§ **WORK ORDER**: Type out the records again, exactly as they are.

(Saved data entries)
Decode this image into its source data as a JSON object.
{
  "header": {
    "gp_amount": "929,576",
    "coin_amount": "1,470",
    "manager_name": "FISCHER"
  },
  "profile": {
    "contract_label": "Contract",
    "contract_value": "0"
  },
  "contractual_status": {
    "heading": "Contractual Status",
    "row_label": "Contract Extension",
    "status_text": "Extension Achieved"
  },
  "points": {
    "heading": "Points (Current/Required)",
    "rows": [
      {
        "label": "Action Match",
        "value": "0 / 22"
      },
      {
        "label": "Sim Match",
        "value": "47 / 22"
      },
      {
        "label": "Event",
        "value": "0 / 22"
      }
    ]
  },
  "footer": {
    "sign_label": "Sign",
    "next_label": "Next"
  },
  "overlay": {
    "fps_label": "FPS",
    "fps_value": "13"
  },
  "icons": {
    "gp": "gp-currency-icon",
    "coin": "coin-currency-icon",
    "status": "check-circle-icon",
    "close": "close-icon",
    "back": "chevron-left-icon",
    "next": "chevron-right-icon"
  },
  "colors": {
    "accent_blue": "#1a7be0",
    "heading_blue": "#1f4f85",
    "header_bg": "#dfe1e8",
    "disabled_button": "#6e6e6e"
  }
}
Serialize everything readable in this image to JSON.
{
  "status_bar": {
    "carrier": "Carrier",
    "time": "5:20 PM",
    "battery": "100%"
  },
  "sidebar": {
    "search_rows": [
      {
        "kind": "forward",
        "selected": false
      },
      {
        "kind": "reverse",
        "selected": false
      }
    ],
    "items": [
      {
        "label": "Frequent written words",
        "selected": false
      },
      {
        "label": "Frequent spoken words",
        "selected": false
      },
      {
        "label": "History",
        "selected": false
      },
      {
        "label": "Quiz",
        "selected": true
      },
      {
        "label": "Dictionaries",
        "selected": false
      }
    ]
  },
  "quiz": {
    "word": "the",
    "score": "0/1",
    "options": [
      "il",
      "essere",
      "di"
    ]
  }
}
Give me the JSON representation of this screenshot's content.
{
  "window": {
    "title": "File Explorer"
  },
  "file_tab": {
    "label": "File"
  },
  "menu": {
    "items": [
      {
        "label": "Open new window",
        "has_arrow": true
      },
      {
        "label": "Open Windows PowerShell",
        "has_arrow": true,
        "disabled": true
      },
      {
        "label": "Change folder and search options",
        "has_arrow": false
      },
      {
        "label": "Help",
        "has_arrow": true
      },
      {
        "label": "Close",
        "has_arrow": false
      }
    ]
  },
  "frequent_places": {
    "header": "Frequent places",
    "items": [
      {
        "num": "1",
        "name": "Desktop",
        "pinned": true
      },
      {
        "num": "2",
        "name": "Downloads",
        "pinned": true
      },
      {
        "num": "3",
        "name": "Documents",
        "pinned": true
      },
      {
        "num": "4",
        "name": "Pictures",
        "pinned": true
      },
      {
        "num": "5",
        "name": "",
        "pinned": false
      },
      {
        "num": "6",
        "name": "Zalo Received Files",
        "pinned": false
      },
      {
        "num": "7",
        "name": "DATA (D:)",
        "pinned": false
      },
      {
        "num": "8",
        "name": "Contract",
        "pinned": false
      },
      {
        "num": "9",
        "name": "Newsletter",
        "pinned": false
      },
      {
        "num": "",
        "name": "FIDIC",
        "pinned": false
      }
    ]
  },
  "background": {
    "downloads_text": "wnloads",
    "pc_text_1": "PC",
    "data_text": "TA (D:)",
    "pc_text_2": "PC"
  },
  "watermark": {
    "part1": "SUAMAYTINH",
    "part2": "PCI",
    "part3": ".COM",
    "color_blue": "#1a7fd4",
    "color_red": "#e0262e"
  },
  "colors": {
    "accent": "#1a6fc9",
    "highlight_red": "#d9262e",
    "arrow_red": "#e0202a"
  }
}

§ **RESPONSE TO THE EXERCISE**:
Decode this image into its source data as a JSON object.
{
  "header": {
    "gp_amount": "929,576",
    "coin_amount": "1,470",
    "manager_name": "FISCHER"
  },
  "profile": {
    "contract_label": "Contract",
    "contract_value": "0"
  },
  "contractual_status": {
    "heading": "Contractual Status",
    "row_label": "Contract Extension",
    "status_text": "Extension Achieved"
  },
  "points": {
    "heading": "Points (Current/Required)",
    "rows": [
      {
        "label": "Action Match",
        "value": "0 / 22"
      },
      {
        "label": "Sim Match",
        "value": "47 / 22"
      },
      {
        "label": "Event",
        "value": "0 / 22"
      }
    ]
  },
  "footer": {
    "sign_label": "Sign",
    "next_label": "Next"
  },
  "overlay": {
    "fps_label": "FPS",
    "fps_value": "13"
  },
  "icons": {
    "gp": "gp-currency-icon",
    "coin": "coin-currency-icon",
    "status": "check-circle-icon",
    "close": "close-icon",
    "back": "chevron-left-icon",
    "next": "chevron-right-icon"
  },
  "colors": {
    "accent_blue": "#1a7be0",
    "heading_blue": "#1f4f85",
    "header_bg": "#dfe1e8",
    "disabled_button": "#6e6e6e"
  }
}
Serialize everything readable in this image to JSON.
{
  "status_bar": {
    "carrier": "Carrier",
    "time": "5:20 PM",
    "battery": "100%"
  },
  "sidebar": {
    "search_rows": [
      {
        "kind": "forward",
        "selected": false
      },
      {
        "kind": "reverse",
        "selected": false
      }
    ],
    "items": [
      {
        "label": "Frequent written words",
        "selected": false
      },
      {
        "label": "Frequent spoken words",
        "selected": false
      },
      {
        "label": "History",
        "selected": false
      },
      {
        "label": "Quiz",
        "selected": true
      },
      {
        "label": "Dictionaries",
        "selected": false
      }
    ]
  },
  "quiz": {
    "word": "the",
    "score": "0/1",
    "options": [
      "il",
      "essere",
      "di"
    ]
  }
}
Give me the JSON representation of this screenshot's content.
{
  "window": {
    "title": "File Explorer"
  },
  "file_tab": {
    "label": "File"
  },
  "menu": {
    "items": [
      {
        "label": "Open new window",
        "has_arrow": true
      },
      {
        "label": "Open Windows PowerShell",
        "has_arrow": true,
        "disabled": true
      },
      {
        "label": "Change folder and search options",
        "has_arrow": false
      },
      {
        "label": "Help",
        "has_arrow": true
      },
      {
        "label": "Close",
        "has_arrow": false
      }
    ]
  },
  "frequent_places": {
    "header": "Frequent places",
    "items": [
      {
        "num": "1",
        "name": "Desktop",
        "pinned": true
      },
      {
        "num": "2",
        "name": "Downloads",
        "pinned": true
      },
      {
        "num": "3",
        "name": "Documents",
        "pinned": true
      },
      {
        "num": "4",
        "name": "Pictures",
        "pinned": true
      },
      {
        "num": "5",
        "name": "",
        "pinned": false
      },
      {
        "num": "6",
        "name": "Zalo Received Files",
        "pinned": false
      },
      {
        "num": "7",
        "name": "DATA (D:)",
        "pinned": false
      },
      {
        "num": "8",
        "name": "Contract",
        "pinned": false
      },
      {
        "num": "9",
        "name": "Newsletter",
        "pinned": false
      },
      {
        "num": "",
        "name": "FIDIC",
        "pinned": false
      }
    ]
  },
  "background": {
    "downloads_text": "wnloads",
    "pc_text_1": "PC",
    "data_text": "TA (D:)",
    "pc_text_2": "PC"
  },
  "watermark": {
    "part1": "SUAMAYTINH",
    "part2": "PCI",
    "part3": ".COM",
    "color_blue": "#1a7fd4",
    "color_red": "#e0262e"
  },
  "colors": {
    "accent": "#1a6fc9",
    "highlight_red": "#d9262e",
    "arrow_red": "#e0202a"
  }
}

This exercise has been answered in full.